University of Colorado athletes were treated more leniently than other students for rules violations, according to a detective's deposition taken in the school's sex assault scandal.

Tim Delaria, a 30-year employee of the university police department, also testified that athletic officials intervened on athletes' behalf in at least one case.

"It appears to me, in the cases that I've been involved with, that student-athletes are not held to the same standards as regular students," Delaria said.

The deposition, released Friday, was given June 22 in a lawsuit filed by a woman who alleges she was raped at an off-campus party for football players and recruits in 2001.

An independent commission was appointed to investigate the scandal after Boulder prosecutor Mary Keenan claimed the athletic department used alcohol and sex to lure football recruits. A grand jury also is investigating.

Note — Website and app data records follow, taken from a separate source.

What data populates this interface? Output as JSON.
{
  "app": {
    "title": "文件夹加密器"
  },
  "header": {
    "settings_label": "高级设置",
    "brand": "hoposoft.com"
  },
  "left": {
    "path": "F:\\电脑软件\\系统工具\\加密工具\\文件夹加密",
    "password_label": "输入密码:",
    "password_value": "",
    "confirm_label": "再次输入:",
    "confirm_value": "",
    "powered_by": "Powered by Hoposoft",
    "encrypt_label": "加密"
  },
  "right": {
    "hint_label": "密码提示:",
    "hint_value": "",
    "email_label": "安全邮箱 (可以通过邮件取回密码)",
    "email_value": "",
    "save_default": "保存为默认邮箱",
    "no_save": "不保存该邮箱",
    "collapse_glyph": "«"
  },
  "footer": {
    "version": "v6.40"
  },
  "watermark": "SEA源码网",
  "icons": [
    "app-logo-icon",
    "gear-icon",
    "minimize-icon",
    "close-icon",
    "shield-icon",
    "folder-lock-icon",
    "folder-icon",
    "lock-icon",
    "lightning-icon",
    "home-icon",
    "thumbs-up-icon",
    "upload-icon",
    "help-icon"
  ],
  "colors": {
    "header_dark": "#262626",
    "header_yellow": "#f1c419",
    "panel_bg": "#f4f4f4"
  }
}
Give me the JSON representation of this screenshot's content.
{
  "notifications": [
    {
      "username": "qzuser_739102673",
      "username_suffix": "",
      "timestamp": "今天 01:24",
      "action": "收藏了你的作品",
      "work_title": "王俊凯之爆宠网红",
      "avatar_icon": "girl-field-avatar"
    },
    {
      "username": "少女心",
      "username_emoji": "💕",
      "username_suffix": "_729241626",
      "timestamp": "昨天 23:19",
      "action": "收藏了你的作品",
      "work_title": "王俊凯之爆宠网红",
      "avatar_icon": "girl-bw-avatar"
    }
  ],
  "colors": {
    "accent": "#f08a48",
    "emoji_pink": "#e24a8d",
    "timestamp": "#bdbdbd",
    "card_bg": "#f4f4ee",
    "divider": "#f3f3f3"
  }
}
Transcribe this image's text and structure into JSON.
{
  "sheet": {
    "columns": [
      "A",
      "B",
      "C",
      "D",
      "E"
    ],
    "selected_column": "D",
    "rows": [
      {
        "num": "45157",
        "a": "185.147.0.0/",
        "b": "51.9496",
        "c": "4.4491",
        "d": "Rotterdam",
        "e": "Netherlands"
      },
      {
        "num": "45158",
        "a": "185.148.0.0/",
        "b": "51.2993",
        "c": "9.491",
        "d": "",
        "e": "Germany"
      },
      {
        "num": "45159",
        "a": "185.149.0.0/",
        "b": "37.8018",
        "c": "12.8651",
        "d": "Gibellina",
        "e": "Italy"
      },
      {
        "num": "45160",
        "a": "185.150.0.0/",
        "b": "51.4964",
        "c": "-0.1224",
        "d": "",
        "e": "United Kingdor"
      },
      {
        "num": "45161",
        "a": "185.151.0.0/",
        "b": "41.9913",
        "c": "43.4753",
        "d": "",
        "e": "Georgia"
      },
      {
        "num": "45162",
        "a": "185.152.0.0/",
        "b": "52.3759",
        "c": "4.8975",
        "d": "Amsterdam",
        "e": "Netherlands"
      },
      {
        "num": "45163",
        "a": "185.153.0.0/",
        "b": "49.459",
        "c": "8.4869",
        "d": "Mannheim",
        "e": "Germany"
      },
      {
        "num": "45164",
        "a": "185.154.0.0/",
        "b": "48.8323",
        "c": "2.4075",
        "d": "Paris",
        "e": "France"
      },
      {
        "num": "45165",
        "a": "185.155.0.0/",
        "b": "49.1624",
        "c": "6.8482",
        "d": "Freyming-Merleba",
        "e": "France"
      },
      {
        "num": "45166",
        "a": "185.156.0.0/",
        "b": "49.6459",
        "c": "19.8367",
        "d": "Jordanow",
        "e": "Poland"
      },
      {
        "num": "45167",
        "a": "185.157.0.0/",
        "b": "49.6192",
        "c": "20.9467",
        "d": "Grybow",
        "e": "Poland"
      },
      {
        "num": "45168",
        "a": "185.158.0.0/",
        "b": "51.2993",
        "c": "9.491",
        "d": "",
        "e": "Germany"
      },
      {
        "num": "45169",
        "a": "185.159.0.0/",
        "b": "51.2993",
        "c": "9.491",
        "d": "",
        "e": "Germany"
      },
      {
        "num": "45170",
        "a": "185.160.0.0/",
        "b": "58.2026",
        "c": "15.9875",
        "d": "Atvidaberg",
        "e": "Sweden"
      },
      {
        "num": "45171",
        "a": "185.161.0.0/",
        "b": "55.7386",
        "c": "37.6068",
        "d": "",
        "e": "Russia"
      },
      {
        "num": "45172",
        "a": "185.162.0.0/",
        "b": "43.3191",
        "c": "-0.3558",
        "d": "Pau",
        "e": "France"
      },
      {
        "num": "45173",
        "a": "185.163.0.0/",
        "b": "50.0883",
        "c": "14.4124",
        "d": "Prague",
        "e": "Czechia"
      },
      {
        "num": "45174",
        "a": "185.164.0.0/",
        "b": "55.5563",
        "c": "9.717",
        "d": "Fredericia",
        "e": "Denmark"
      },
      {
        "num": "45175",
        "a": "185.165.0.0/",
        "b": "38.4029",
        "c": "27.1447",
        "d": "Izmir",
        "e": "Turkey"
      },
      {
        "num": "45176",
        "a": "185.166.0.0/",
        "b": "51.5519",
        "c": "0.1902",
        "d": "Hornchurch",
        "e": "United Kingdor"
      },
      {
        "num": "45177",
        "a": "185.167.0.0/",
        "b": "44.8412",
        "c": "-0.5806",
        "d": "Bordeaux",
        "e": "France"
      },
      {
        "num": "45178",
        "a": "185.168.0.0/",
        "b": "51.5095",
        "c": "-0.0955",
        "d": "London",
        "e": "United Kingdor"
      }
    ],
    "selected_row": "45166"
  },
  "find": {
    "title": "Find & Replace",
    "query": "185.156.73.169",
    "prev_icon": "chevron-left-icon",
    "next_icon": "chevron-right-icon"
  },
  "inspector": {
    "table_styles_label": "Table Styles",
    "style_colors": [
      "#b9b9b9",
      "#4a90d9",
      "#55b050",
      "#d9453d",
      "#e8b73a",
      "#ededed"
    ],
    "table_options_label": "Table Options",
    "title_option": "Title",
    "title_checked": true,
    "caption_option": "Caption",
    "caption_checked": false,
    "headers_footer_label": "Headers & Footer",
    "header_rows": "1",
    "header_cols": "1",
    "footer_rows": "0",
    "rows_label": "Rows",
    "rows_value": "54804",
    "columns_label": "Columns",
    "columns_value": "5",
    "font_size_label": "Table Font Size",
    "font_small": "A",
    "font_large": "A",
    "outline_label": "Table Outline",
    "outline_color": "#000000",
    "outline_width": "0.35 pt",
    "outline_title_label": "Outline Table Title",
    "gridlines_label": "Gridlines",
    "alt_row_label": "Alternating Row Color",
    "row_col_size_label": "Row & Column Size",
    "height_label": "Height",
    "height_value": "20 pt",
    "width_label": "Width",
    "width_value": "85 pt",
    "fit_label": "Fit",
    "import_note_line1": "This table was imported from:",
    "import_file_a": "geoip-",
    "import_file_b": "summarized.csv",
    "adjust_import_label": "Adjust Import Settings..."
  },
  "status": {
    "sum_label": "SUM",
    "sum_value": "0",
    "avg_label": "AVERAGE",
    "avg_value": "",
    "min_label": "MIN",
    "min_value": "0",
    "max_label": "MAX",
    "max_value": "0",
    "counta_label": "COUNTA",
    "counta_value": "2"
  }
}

In his deposition, Delaria said that about two years ago, either football coach Gary Barnett or football operations director David Hansburg told him there was no need to arrest a football player for roughing up a parking lot attendant.

"You guys don't have to arrest him, you can just come and get us, and we'll take care of it," Delaria said he was told.

He could not recall whether Barnett or Hansburg made the offer, but Delaria was told the unnamed athlete would be made to run laps and possibly be suspended from games.

Contacted Friday, Hansburg disputed Delaria's version of the incident. Barnett was out of town and unavailable to comment, school officials said.

* COURTS: Former Indianapolis Colts quarterback Art Schlichter was ordered to pay more than $500,000 to 22 victims of a ticket-selling scam.

Judge Tanya Walton Pratt on Friday accepted a plea agreement between the 44-year-old Schlichter and prosecutors. Last month, he pleaded guilty to corrupt business influence and being a habitual offender.

The agreement also includes an eight-year prison sentence, but Schlichter is unlikely to serve additional prison time.

Pratt ordered the time to be served concurrently with a five-year federal penalty that Schlichter already is serving, and Indiana gives inmates one day of jail credit for each day served with good behavior.

Scam victims are unlikely to get any money back, deputy prosecutor Larry Brodeur said.

Schlichter was indicted following an Internal Revenue Service investigation into a scheme in which he sold tickets to sporting events and promised he could resell the tickets for a profit.

* TENNIS: Venus Williams overpowered Amy Frazier for a 6-3, 6-1 victory to reach the final of the Bank of the West Classic in Stanford, Calif.

Williams recovered from a slow start and advanced to the tournament's title match for the fifth time in seven years. Frazier double-faulted 14 times and made 33 unforced errors under oppressive sun at Stanford's Taube Family Tennis Center. Williams will face second-seeded Lindsay Davenport, who cruised to a 6-3, 6-2 victory over Maria Vento-Kabchi.

* CYCLING: Mary McConneloug filed an appeal over USA Cycling's decision to give its lone Olympic spot in women's mountain biking to Sue Haywood.

The appeal caps a week of confusion over the points system used to determine the rankings. It was not immediately known when a hearing on the matter would be held.

* BASKETBALL: Rich Melzer scored 24 points, and Ime Udoka scored 21 to lead the Washington Wizards to a 113-65 victory over the Cleveland Cavaliers in a summer league game in Las Vegas. Michael Ruffin pulled down 11 rebounds for Washington. (Box score, Page E6). . . .

The New Orleans Hornets and restricted free agent Chris Andersen agreed to terms of a two-year contract, a source said.

-- From News Services

and Staff Reports